» **EXERCISE OBJECTIVE**
Look over the entries that follow and work out how many lines contain "Collection". State the number only.

[Saved data entries]

* * * *

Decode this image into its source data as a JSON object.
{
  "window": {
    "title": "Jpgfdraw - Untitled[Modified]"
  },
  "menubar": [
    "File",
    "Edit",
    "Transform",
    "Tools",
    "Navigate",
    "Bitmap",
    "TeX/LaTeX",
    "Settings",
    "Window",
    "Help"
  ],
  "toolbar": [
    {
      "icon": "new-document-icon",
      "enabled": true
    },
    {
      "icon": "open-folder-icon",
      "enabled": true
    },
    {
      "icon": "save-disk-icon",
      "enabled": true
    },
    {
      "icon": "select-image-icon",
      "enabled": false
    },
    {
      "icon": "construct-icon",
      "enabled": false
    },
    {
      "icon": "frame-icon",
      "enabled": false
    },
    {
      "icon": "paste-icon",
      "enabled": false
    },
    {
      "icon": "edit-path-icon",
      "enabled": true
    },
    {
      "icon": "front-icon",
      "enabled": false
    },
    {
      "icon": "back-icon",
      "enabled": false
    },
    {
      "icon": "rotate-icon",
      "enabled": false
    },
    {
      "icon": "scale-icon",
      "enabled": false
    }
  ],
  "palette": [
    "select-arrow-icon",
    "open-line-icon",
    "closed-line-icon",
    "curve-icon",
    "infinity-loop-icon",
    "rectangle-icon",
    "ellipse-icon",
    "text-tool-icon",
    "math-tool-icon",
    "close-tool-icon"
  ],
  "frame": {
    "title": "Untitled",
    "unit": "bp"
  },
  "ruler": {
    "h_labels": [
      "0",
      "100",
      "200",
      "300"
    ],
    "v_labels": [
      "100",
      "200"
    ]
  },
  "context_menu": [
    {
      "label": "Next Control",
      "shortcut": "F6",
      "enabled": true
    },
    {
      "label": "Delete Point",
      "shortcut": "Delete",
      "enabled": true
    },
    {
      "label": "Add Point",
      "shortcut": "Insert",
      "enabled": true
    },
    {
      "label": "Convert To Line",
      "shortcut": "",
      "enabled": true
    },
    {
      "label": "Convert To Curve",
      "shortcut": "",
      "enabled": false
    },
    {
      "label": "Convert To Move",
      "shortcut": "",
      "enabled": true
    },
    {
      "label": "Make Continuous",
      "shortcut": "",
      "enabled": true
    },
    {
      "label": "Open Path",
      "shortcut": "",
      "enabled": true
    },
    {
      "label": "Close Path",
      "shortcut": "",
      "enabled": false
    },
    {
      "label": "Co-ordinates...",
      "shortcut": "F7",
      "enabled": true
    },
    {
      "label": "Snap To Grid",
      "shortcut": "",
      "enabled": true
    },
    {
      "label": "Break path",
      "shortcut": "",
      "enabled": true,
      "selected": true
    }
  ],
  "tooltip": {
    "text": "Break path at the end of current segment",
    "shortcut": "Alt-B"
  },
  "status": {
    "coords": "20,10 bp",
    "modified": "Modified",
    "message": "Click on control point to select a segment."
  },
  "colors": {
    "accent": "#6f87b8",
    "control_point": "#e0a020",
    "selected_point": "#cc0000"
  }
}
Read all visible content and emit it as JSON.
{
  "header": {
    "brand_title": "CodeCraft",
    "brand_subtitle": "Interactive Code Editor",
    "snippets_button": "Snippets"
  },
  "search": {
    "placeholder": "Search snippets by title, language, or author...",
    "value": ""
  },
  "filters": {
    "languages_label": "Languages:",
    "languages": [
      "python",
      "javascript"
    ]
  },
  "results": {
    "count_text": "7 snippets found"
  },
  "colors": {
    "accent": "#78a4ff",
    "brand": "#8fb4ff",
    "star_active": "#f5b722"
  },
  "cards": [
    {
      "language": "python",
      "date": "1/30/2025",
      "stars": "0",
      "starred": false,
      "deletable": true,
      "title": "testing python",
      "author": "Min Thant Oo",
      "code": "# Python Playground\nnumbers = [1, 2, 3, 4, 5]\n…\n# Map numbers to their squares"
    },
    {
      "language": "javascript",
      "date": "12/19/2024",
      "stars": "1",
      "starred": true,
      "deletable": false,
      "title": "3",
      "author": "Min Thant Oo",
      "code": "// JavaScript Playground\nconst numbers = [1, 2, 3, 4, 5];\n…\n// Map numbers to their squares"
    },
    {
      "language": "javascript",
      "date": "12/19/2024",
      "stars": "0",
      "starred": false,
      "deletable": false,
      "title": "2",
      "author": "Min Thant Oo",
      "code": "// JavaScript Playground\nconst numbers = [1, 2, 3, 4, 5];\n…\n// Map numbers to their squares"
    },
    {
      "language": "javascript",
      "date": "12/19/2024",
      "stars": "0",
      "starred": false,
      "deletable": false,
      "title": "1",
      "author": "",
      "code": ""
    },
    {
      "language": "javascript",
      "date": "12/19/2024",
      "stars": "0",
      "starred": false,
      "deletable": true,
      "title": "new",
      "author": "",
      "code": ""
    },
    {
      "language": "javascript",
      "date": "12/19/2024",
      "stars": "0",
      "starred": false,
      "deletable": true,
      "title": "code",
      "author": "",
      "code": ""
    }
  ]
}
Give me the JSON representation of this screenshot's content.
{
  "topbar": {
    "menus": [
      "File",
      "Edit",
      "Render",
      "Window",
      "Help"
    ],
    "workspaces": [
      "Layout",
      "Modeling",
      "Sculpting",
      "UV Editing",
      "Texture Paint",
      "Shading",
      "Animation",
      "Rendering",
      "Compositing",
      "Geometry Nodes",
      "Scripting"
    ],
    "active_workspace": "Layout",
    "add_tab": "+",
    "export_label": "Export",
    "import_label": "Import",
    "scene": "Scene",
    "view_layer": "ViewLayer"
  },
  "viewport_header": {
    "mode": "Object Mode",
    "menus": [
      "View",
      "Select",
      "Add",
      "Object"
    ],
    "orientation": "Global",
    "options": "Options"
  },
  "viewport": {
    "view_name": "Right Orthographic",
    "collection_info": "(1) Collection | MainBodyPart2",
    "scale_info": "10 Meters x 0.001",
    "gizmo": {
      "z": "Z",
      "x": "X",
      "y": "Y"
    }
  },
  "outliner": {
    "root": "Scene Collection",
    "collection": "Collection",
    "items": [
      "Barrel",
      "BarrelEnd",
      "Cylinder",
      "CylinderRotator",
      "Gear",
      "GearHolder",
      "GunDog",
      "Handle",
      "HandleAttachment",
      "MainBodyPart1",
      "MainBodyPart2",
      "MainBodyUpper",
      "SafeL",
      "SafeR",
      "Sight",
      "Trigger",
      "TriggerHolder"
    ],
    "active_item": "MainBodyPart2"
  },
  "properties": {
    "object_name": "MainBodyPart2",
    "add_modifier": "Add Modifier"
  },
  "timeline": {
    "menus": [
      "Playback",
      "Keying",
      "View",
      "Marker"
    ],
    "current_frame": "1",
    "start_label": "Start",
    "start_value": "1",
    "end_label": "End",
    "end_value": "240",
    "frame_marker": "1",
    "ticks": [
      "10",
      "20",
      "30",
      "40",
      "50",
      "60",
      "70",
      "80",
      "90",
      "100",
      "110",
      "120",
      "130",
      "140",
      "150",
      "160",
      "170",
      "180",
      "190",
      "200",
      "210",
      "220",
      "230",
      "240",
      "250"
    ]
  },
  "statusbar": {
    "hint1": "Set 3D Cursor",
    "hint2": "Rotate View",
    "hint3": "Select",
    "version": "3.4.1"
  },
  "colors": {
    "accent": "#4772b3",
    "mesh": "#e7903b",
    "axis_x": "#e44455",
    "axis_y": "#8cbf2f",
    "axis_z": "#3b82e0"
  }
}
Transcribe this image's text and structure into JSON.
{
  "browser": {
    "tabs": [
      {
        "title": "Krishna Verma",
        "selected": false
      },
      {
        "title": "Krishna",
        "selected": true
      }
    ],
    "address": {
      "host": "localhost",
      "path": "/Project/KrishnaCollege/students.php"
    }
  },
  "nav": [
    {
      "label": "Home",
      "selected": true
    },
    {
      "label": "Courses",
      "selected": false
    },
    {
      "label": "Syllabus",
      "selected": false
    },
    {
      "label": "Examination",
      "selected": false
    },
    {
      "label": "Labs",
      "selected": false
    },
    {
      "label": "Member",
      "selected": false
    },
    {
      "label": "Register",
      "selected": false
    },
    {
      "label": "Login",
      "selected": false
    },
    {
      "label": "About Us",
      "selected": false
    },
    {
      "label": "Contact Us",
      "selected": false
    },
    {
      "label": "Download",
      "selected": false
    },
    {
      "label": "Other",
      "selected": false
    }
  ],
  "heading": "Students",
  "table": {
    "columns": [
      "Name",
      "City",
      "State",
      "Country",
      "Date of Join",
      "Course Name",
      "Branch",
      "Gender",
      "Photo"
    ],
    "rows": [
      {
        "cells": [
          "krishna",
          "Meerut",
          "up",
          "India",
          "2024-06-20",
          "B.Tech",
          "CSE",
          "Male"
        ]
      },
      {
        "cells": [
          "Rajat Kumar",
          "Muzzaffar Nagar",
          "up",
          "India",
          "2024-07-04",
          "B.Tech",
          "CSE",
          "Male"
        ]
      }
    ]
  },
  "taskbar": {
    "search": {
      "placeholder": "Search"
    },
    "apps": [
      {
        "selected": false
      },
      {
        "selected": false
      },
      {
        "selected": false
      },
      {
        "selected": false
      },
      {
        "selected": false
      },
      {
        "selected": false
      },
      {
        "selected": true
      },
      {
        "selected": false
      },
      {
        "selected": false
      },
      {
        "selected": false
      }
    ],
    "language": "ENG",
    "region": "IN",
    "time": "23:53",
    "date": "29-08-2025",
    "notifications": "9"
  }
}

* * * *

» **RESULT OF THIS TASK**
3